A very basic ingredient to coupling is communication. The participants you want to couple need to be able to communicate data. On this page, we explain how communication between participants can be configured.

The m2n tag

For each two participants that should exchange data, you have to define a m2n communication, for example like this:

<m2n:sockets from="MySolver1" to="MySolver2" exchange-directory="../"/>


This establishes an m2n (i.e. parallel, from the M processes of the one participant to the N processes of the other) communication channel based on TCP/IP sockets between MySolver1 and MySolver2. The used network defaults to the loopback network of your OS, which allows running multiple participants on a single machine. Certain systems may not provide a loopback interface, in which case you need to specify a network interface yourself.

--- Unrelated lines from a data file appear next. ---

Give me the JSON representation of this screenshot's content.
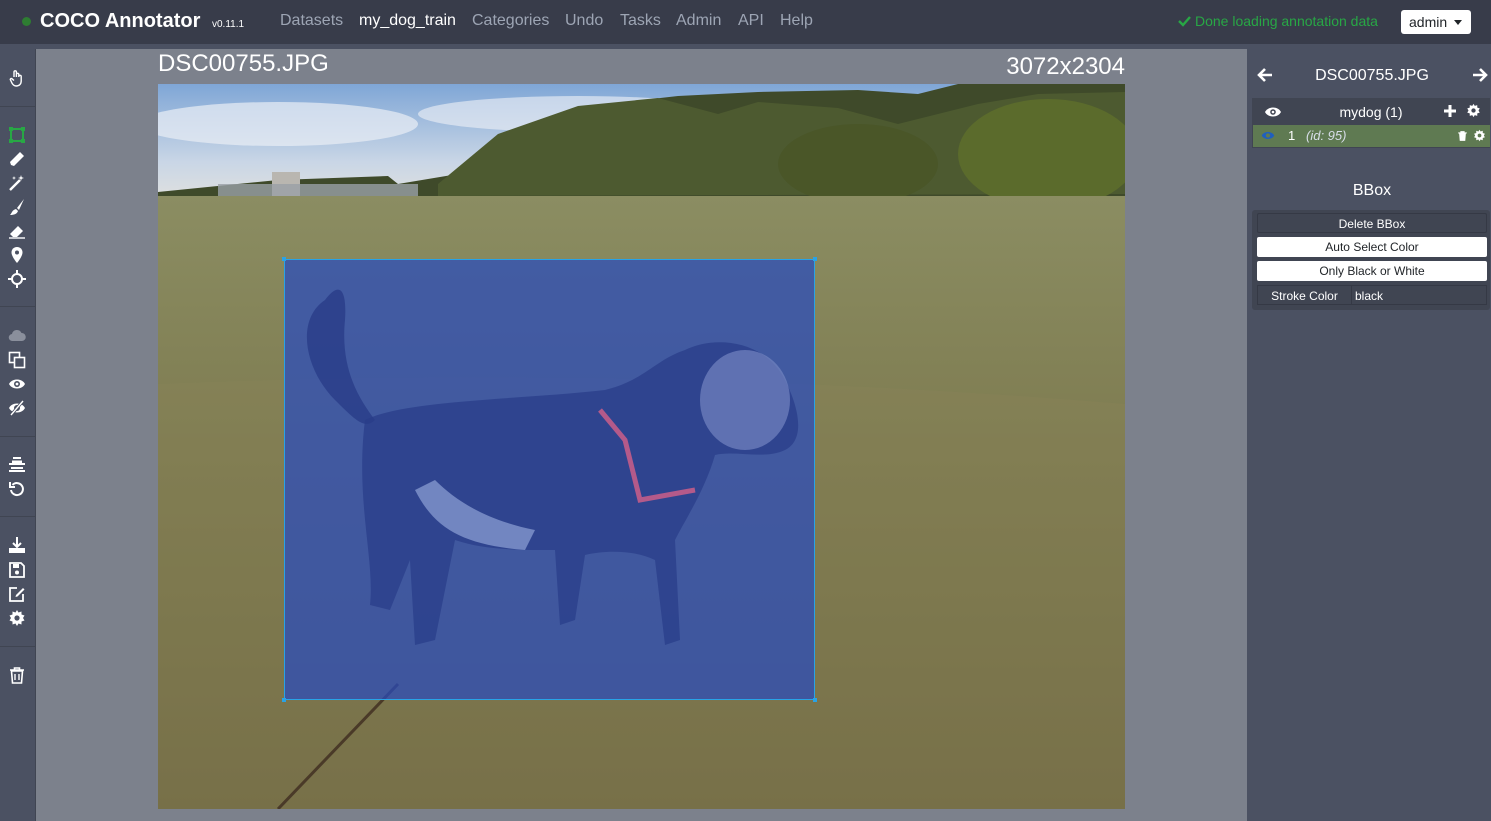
{
  "app": {
    "brand": "COCO Annotator",
    "version": "v0.11.1",
    "nav": [
      "Datasets",
      "my_dog_train",
      "Categories",
      "Undo",
      "Tasks",
      "Admin",
      "API",
      "Help"
    ],
    "active_nav": "my_dog_train",
    "status": "Done loading annotation data",
    "user": "admin"
  },
  "toolbar": {
    "groups": [
      [
        "hand-icon"
      ],
      [
        "bbox-icon",
        "polygon-icon",
        "magic-wand-icon",
        "brush-icon",
        "eraser-icon",
        "keypoint-icon",
        "move-icon"
      ],
      [
        "cloud-icon",
        "copy-icon",
        "show-all-icon",
        "hide-all-icon"
      ],
      [
        "layers-icon",
        "undo-icon"
      ],
      [
        "download-icon",
        "save-icon",
        "edit-icon",
        "settings-icon"
      ],
      [
        "trash-icon"
      ]
    ],
    "active_tool": "bbox-icon"
  },
  "canvas": {
    "filename": "DSC00755.JPG",
    "dimensions": "3072x2304"
  },
  "sidebar": {
    "filename": "DSC00755.JPG",
    "category": "mydog (1)",
    "annotation": {
      "index": "1",
      "id_label": "(id: 95)"
    },
    "panel_title": "BBox",
    "buttons": [
      "Delete BBox",
      "Auto Select Color",
      "Only Black or White"
    ],
    "stroke_color_label": "Stroke Color",
    "stroke_color_value": "black"
  },
  "colors": {
    "navbar": "#383c4a",
    "panel": "#4b5162",
    "status_green": "#28a745",
    "bbox_fill": "#284bbe",
    "bbox_stroke": "#29a3e6",
    "annotation_row": "#5f7a52"
  }
}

In some situations, you may need to manually specify a network interface. The most common case being participants distributed over multiple hosts aka running on clusters. This may also be the case if you use participants in isolated Docker containers or if your system doesn’t provide a loopback interface.

To manually specify a network interface use the network="..." attribute. Common interface on clusters are the local ethernet "eth0" or the infiniband sytem "ib0".

<m2n:sockets from="MySolver1" to="MySolver2" network="ib0" />


On Unix systems, you can list network interfaces using the following command:

\$ ip link
1: lo: <LOOPBACK,UP,LOWER_UP> mtu 65536 qdisc noqueue state UNKNOWN mode DEFAULT group default qlen 1000
2: eth0: <BROADCAST,MULTICAST,UP,LOWER_UP> mtu 1500 qdisc fq_codel state UP mode DEFAULT group default qlen 1000


The alternative to TCP/IP sockets is MPI ports (an MPI 2.0 feature):

<m2n:mpi .../>


As the ports functionality is not a highly used feature of MPI, it has robustness issues for several MPI implementations (for OpenMPI, for example). In principle, MPI gives you faster communication roughly by a factor of 10, but, for most applications, you will not feel any difference as both are very fast. We recommend using sockets.

Which participant is from and which one is to makes almost no difference and cannot lead to deadlock. Only for massively parallel runs, it can make a performance difference at initialization. For such cases, ask us for advice.

The exchange-directory should point to the same location for both participants. We use this location to exchange hidden files with initial connection information. It defaults to ".", i.e. both participants need to be started in the same folder. We give some best practices on how to arrange your folder structure and start the coupled solvers here.

<participant name="MySolver1">